The response must restate the data exactly, with nothing left out.

* [INFORMATION SUPPLIED]
BEGIN
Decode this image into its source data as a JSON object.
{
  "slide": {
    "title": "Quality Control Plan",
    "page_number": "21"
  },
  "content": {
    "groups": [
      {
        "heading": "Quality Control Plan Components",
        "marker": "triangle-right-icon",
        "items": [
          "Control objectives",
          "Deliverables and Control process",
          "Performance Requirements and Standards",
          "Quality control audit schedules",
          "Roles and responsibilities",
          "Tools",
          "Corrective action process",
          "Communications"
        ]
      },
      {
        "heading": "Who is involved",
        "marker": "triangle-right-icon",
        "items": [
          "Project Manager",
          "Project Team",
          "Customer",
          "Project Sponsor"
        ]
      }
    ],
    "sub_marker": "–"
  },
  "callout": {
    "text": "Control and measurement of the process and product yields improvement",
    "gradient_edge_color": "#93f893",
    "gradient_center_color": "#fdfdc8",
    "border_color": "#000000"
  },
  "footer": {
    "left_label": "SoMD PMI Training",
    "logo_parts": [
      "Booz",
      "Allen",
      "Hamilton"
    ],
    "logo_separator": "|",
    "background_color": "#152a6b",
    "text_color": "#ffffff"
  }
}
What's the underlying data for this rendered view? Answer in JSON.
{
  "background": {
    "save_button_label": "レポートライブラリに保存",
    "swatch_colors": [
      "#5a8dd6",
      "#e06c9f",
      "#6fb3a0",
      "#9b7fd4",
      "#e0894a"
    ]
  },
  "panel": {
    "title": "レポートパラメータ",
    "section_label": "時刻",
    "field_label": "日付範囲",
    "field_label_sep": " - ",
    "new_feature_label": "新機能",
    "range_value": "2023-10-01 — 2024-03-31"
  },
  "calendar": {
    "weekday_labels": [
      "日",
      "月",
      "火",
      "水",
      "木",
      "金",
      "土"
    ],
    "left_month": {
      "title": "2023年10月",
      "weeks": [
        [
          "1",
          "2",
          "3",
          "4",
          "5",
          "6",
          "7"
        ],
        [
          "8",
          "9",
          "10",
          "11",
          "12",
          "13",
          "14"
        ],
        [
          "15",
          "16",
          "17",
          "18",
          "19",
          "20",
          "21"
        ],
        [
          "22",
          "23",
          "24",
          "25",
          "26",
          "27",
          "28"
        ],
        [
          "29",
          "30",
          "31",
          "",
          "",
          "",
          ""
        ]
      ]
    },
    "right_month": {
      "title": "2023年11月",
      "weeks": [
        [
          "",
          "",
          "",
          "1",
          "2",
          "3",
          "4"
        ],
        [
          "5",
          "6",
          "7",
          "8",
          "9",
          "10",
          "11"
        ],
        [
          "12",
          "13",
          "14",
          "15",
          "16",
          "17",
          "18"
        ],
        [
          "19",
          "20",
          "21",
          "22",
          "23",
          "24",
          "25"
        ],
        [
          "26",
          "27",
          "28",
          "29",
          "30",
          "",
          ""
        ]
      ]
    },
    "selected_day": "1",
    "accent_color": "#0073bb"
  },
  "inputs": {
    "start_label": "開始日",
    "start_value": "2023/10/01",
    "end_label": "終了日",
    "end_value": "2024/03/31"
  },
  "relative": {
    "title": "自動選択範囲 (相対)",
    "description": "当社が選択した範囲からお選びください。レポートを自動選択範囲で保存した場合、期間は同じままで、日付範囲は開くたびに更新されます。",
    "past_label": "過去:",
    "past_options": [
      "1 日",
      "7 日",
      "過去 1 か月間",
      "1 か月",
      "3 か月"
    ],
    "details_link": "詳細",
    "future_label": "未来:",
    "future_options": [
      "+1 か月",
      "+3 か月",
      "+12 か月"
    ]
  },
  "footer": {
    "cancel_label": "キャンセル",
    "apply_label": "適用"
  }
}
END
* [ANSWER TO THE PROBLEM]
Decode this image into its source data as a JSON object.
{
  "slide": {
    "title": "Quality Control Plan",
    "page_number": "21"
  },
  "content": {
    "groups": [
      {
        "heading": "Quality Control Plan Components",
        "marker": "triangle-right-icon",
        "items": [
          "Control objectives",
          "Deliverables and Control process",
          "Performance Requirements and Standards",
          "Quality control audit schedules",
          "Roles and responsibilities",
          "Tools",
          "Corrective action process",
          "Communications"
        ]
      },
      {
        "heading": "Who is involved",
        "marker": "triangle-right-icon",
        "items": [
          "Project Manager",
          "Project Team",
          "Customer",
          "Project Sponsor"
        ]
      }
    ],
    "sub_marker": "–"
  },
  "callout": {
    "text": "Control and measurement of the process and product yields improvement",
    "gradient_edge_color": "#93f893",
    "gradient_center_color": "#fdfdc8",
    "border_color": "#000000"
  },
  "footer": {
    "left_label": "SoMD PMI Training",
    "logo_parts": [
      "Booz",
      "Allen",
      "Hamilton"
    ],
    "logo_separator": "|",
    "background_color": "#152a6b",
    "text_color": "#ffffff"
  }
}
What's the underlying data for this rendered view? Answer in JSON.
{
  "background": {
    "save_button_label": "レポートライブラリに保存",
    "swatch_colors": [
      "#5a8dd6",
      "#e06c9f",
      "#6fb3a0",
      "#9b7fd4",
      "#e0894a"
    ]
  },
  "panel": {
    "title": "レポートパラメータ",
    "section_label": "時刻",
    "field_label": "日付範囲",
    "field_label_sep": " - ",
    "new_feature_label": "新機能",
    "range_value": "2023-10-01 — 2024-03-31"
  },
  "calendar": {
    "weekday_labels": [
      "日",
      "月",
      "火",
      "水",
      "木",
      "金",
      "土"
    ],
    "left_month": {
      "title": "2023年10月",
      "weeks": [
        [
          "1",
          "2",
          "3",
          "4",
          "5",
          "6",
          "7"
        ],
        [
          "8",
          "9",
          "10",
          "11",
          "12",
          "13",
          "14"
        ],
        [
          "15",
          "16",
          "17",
          "18",
          "19",
          "20",
          "21"
        ],
        [
          "22",
          "23",
          "24",
          "25",
          "26",
          "27",
          "28"
        ],
        [
          "29",
          "30",
          "31",
          "",
          "",
          "",
          ""
        ]
      ]
    },
    "right_month": {
      "title": "2023年11月",
      "weeks": [
        [
          "",
          "",
          "",
          "1",
          "2",
          "3",
          "4"
        ],
        [
          "5",
          "6",
          "7",
          "8",
          "9",
          "10",
          "11"
        ],
        [
          "12",
          "13",
          "14",
          "15",
          "16",
          "17",
          "18"
        ],
        [
          "19",
          "20",
          "21",
          "22",
          "23",
          "24",
          "25"
        ],
        [
          "26",
          "27",
          "28",
          "29",
          "30",
          "",
          ""
        ]
      ]
    },
    "selected_day": "1",
    "accent_color": "#0073bb"
  },
  "inputs": {
    "start_label": "開始日",
    "start_value": "2023/10/01",
    "end_label": "終了日",
    "end_value": "2024/03/31"
  },
  "relative": {
    "title": "自動選択範囲 (相対)",
    "description": "当社が選択した範囲からお選びください。レポートを自動選択範囲で保存した場合、期間は同じままで、日付範囲は開くたびに更新されます。",
    "past_label": "過去:",
    "past_options": [
      "1 日",
      "7 日",
      "過去 1 か月間",
      "1 か月",
      "3 か月"
    ],
    "details_link": "詳細",
    "future_label": "未来:",
    "future_options": [
      "+1 か月",
      "+3 か月",
      "+12 か月"
    ]
  },
  "footer": {
    "cancel_label": "キャンセル",
    "apply_label": "適用"
  }
}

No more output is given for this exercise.